If you’re looking for something a little more real world than a Poké Ball, then why not tackle something you’re sure to have lying around in your toolbox? Try out this tutorial, which will take you through the steps to create a basic cut screwdriver in SolidWorks.
Not for the faint-hearted, this is a detailed and intricate model. If you’re not afraid of getting your hands dirty (metaphorically), then this torch model is perfect for you. The tutorial below will take you through the steps to create one, concentrating on helixing for threading and decorating. Don’t worry if you’re new to CAD modeling: this is also a great model for beginners looking to create something a bit more complex.
6. Turbo Pump
If common household items aren’t your area of interest, why not try this SolidWorks model of a turbo pump? This particular model will definitely test your skills—it’s intricate, detailed and will probably take you a little while to complete.
7. Car Engine
Are you looking for a more complex CAD model to create? What’s better than a SolidWorks model of a car engine? This particular model and tutorial will take you through an intricate and detailed assembly and parts procedure. Plus, you’ll get the chance to see how the engine functions in action!
8. Jet Engine with Propeller
If you’d rather take to the skies than hit the road, then why not try out this AutoCAD model of a jet engine? The tutorial below will take you through all of the steps, focusing particularly on the loft tool. This is a pretty complex model, so make sure to pay close attention to the commands!
9. Wind Turbine
This SolidWorks model of a wind turbine is pretty advanced, so we’d advise you to only try it if you’re familiar with the software. The tutorial below will take you through advanced part modeling, assembly and creating a drawing package for a turbine prototype.
If you’re looking for an exciting CAD model to create, look no further than this SolidWorks model of a quadcopter. The tutorial below will show you how to create this model with the sketch, feature and assembly tools. Plus, you could even 3D print this model to make your own mini quadcopter! How exciting is that?!

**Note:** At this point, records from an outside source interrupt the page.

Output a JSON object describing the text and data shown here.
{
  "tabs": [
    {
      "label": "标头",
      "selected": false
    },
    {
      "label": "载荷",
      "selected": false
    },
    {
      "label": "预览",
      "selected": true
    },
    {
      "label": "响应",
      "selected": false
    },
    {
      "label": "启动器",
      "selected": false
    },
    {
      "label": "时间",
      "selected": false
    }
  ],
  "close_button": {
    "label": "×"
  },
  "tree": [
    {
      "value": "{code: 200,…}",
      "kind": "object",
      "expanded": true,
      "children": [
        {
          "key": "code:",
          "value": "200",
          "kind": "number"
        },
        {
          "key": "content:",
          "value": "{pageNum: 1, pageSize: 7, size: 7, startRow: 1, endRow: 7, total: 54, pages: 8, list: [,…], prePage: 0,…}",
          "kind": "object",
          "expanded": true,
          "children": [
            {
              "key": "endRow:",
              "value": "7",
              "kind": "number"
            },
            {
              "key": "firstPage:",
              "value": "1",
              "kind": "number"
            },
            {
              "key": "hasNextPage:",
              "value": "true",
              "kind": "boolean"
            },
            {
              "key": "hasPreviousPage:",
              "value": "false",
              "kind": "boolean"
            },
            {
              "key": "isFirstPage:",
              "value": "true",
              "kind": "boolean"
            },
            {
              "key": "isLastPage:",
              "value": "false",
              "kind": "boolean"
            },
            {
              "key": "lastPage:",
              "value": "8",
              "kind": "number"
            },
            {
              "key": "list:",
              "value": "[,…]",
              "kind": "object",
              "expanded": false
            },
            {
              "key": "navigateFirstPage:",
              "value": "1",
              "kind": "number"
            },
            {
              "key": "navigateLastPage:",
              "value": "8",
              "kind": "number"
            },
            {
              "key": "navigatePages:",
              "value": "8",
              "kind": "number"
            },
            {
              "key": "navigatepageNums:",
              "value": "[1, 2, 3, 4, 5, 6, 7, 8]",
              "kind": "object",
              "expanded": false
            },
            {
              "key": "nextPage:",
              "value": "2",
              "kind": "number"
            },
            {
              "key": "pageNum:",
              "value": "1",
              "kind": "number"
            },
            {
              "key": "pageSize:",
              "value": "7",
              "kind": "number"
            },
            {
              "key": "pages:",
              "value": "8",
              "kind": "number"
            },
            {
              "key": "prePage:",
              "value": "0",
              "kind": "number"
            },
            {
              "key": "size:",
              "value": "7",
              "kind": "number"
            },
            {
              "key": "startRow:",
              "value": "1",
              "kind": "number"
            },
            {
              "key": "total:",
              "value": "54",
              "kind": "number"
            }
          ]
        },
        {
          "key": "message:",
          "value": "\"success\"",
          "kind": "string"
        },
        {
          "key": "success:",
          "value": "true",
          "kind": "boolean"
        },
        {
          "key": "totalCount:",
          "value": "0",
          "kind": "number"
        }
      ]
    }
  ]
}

If you want to stay updated on all things CAD-related, keep an eye on Scan2CAD’s blog. We cover everything from CAD news, to converting to DWG, to sites with free DXF designs. Plus, we offer a free 14-day trial for Scan2CAD, so you can convert your raster images to vectors—with no limitations whatsoever!